Swelling of thin films of polystyrene-poly(g-benzyl-L-glutamate) heteroarm star block copolymers in chloroform vapour leads to the nucleation of ordered three-dimensional structures of ellipsoidal shape. The nucleation density not only increases with concentration but also sensitively depends on the presence of protic non-solvents, like for instance water, in the surrounding gas phase. An explanation for this behaviour is that the solubility of the polymer (in chloroform) decreases upon hydrogen bonding complexation of water molecules to the polypeptide chains (Soft Matter 2008, 4, 993; Adv. Polym. Sci. 2011, 242, 117).


Amphiphilic glycopolymers

Glycopolymers, made by radical photoaddition of 1-thio-glucose onto 1,2-polybutadiene homopolymers and block copolymers, can self-assemble into vesicles or “glycosomes” in dilute aqueous solution, irrespective of their composition or hydrophilic weight fraction. Vesicles exhibit either a bilayered membrane or, in the case of glucosylated 1,2-polybutadiene-block-poly(ethylene oxide), a monolayered membrane with an asymmetric structure (i.e., glucose coating on the outside and PEO coating on the inside) (J. Am. Chem. Soc. 2006, 128, 13336; Macromolecules 2007, 40, 3901; Chem. Commun. 2009, 1478).


Double hydrophilic block copolymers

Water-soluble block copolymers made of polysaccharide and poly(ethylene oxide) or polysarcosine can self-assemble into vesicles in the nanometer (<500 nm) or micrometer range (>5 μm), depending on polymer concentration and composition. Due to the purely hydrophilic nature of the polymers highly water permeable microcompartments are formed, which should be suitable models for cell mebranes (Angew. Chem. Int. Ed. 2015, 54, 9715).


Crystallizing polymers

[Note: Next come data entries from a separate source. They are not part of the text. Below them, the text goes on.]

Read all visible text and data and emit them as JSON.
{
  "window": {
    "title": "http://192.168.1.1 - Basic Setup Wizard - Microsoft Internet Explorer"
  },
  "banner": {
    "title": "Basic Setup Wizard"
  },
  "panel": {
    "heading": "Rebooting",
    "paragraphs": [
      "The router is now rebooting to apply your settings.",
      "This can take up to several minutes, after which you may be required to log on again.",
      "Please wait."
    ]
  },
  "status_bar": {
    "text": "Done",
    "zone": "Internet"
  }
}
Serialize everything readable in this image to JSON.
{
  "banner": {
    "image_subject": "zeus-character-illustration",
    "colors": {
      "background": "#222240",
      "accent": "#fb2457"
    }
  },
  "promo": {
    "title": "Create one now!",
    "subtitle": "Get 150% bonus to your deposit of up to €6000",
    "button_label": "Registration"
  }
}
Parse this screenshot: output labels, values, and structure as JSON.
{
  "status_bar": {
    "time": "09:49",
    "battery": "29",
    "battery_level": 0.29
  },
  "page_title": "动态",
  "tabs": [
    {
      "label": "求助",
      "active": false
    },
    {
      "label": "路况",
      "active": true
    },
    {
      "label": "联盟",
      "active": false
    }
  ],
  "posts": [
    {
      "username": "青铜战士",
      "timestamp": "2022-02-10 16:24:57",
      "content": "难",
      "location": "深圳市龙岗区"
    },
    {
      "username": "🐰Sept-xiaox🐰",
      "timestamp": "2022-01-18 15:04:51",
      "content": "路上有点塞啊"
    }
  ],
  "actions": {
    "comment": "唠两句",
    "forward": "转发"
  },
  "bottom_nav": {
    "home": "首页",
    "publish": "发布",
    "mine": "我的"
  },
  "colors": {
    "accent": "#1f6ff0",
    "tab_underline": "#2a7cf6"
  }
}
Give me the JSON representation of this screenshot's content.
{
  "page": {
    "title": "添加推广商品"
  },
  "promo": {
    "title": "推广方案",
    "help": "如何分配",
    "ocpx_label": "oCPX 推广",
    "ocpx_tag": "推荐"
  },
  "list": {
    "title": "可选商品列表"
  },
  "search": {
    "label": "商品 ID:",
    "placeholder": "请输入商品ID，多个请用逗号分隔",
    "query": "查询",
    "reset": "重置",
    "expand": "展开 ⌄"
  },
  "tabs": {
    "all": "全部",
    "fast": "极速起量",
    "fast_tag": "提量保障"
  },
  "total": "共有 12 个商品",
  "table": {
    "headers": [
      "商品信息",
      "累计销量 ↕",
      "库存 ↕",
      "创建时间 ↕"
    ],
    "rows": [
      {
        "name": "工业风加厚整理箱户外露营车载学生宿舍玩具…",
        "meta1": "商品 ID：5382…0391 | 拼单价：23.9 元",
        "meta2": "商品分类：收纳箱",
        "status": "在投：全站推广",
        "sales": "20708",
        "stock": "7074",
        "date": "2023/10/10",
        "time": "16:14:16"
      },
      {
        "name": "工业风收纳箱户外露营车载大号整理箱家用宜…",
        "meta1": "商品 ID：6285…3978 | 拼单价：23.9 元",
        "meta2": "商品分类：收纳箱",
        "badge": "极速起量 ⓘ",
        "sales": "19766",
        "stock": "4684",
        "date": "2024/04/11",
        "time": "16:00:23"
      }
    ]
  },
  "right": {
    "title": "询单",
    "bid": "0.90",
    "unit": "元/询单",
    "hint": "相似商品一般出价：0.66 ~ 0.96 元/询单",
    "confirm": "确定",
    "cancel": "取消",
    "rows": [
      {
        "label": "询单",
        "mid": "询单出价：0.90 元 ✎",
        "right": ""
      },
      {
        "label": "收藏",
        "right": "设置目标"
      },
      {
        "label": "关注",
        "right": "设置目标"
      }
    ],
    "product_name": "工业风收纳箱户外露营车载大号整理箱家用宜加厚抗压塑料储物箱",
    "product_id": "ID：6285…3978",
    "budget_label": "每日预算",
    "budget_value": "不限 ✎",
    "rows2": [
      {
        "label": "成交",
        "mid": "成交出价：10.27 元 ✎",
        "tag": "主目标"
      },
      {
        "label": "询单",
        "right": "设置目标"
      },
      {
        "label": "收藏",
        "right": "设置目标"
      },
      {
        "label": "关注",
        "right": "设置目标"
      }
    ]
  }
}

The crystallization of poly(2-isopropyl-2-oxazoline) in hot water can produce uniform microparticles with internal fibrous structure with a melting point close to 200 °C (Soft Matter 2007, 3, 430; Angew. Chem. Int. Ed. 2007, 46, 8622). The morphology on the micron length scale can be manipulated through the addition of a co-solvent or surfactant (Macromol. Rapid Commun. 2010, 31, 511).
Kinetic studies indicate that the temperature-induced phase separation of a dilute aqueous poly(2-isopropyl-2-oxazoline) solution produces a bicontinuous network-like structure, which with the onset of crystallization collapses into individual particles composed of a porous fiber mesh. These “premature” particles then act as nucleation sites for secondary crystallization. Nanofibers preferentially form at the particle surface, thus wrapping the microspheres like a ball of wool (Soft Matter 2010, 6, 3784).



Lab equipment:

Several vacuum lines, microwave reactor (CEM),
Turbidity photometer, UV-vis spectrometer, ATR-FTIR spectrometer,
Size exclusion chromatography (GPC/SEC; THF - UV/MALLS/RI, NMP - UV/Viscosity/RI),
Static/dynamic light scattering (ALV / CGS-3 Compact Goniometer System, HeNe @ 632,8 nm).